* Assignment: Wherever a line of the data contains "comment", copy that line.

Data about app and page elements
==*==

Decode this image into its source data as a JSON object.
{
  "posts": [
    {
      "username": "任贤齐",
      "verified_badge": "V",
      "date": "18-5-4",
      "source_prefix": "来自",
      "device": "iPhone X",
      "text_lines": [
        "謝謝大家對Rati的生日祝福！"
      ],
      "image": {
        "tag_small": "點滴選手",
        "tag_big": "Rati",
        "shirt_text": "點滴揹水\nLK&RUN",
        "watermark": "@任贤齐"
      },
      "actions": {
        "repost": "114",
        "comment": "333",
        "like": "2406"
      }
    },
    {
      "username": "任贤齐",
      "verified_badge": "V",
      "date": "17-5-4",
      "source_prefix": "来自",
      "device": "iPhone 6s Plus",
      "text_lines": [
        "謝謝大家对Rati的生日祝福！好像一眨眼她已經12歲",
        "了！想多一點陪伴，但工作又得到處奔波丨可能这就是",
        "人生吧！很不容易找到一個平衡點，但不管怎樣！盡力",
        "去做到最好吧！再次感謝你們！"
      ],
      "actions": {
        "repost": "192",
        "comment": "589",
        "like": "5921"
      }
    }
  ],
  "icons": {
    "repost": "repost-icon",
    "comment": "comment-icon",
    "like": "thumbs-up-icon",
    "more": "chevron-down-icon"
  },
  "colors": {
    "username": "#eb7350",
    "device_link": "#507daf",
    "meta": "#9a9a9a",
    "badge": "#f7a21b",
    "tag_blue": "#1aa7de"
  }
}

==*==

* Task response:
        "comment": "333",
        "comment": "589",
    "comment": "comment-icon",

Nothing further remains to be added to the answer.